It’s not just the cost that needs looking at: it’s the concept of food production and distribution that needs urgent reform. The idea that you can pour money and technology into intensive farming and then truck it around the country just won’t work in the long term. Lang argues for a radical shake up: “In Europe that means the European common agriculture policy is going to have to become a common sustainable food policy.”
Of course it is all very well to herald the beginning of an era when we’re forking out for expensive organic chard but we know the poorest could be hit, and hard. Low-income families in Europe, pressed higher demands for utilities, have already started cutting back on fruit.
That’s why governments and businesses should begin with the provision of fruit for everyone. Let’s reintroduce milk into schools and pay the farmers a decent wage to produce their goods while we’re at it.
Sophie Grove is the senior editor at Monocle and covers foreign affairs and business. Her shopping habits are a closely guarded secret.
I am on a dusky street in Helsinki and, despite it being the nearest thing to the city’s bustling heart, the road is almost traffic free. At the crossing stands a group of pedestrians in their winter coats, copies of the Helsingin Sanomat neatly tucked under their arms and vodka chocolates in their mittened hands. If they nipped across the road before the green man flashed the only thing that could knock them down would be a blast of cold wind off the Baltic. But nobody moves. If this was London, people would be darting across the road even if there were a slew of cars heading their way.
I’m sure it would be interesting to compare pedestrian death tolls on the two capitals’ highways but, more intriguingly, does the wait/don’t wait divide reveal more than just attitudes towards road safety? Are the daredevil Londoners more likely to take risks in other areas of their lives, from business to how they dress? Are the Finns more reliable and more generally law-abiding? Does the division hint at the more interesting nationality to get stuck with at dinner?
Tokyo residents are definitely kerbside conformists. New Yorkers seem up for a dash but those avenues require a nimbleness of limb to avoid a heavenly ascent.
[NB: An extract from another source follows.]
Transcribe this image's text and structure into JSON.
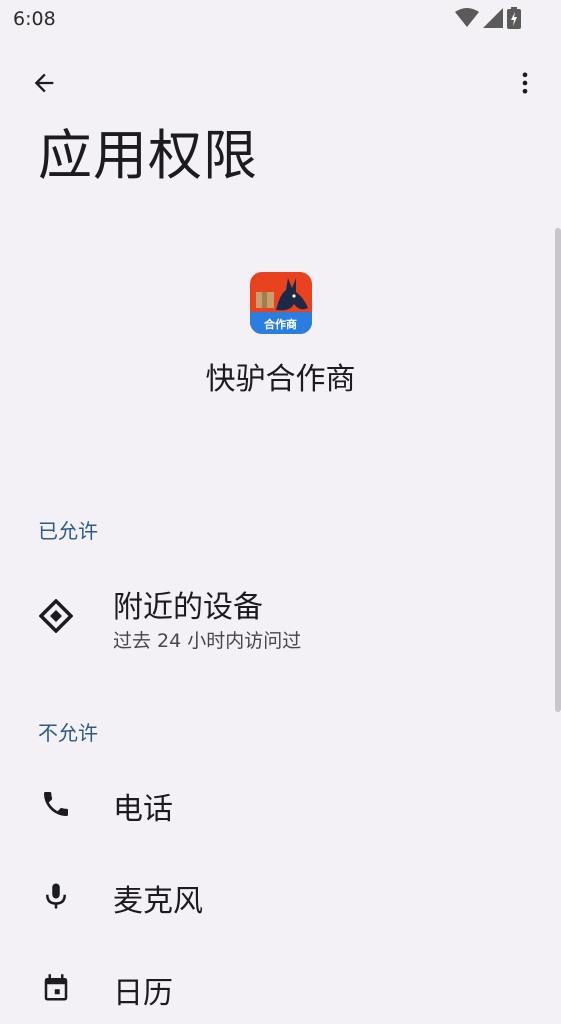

Neapolitans mix cars and people in a choreographed chaos that somehow comes good and avoids you getting a Cinquecento in your rear – on the whole.
It’s all very well using consumer spending indexes or happiness reports to rank nations but I’d like to see some august academic institution rank the world’s capitals according to their desire to dash and plot this against vectors from creativity to how much fun they are after dark. I have a suspicion that, with a few exceptions, you’ll have more of a hoot and be able to do business quicker in the cities where people are willing to risk their lives just to buy a flat white and a croissant.
I should add that monocle’s resident Finn, consulted for this essay, concurred with most of the conclusions but insisted with some force that actually he was always a go-for-it practitioner. Perhaps that’s why he ended up in London.
Andrew Tuck has been the editor of Monocle since launch and is not a man to stop for much, let alone a little green man.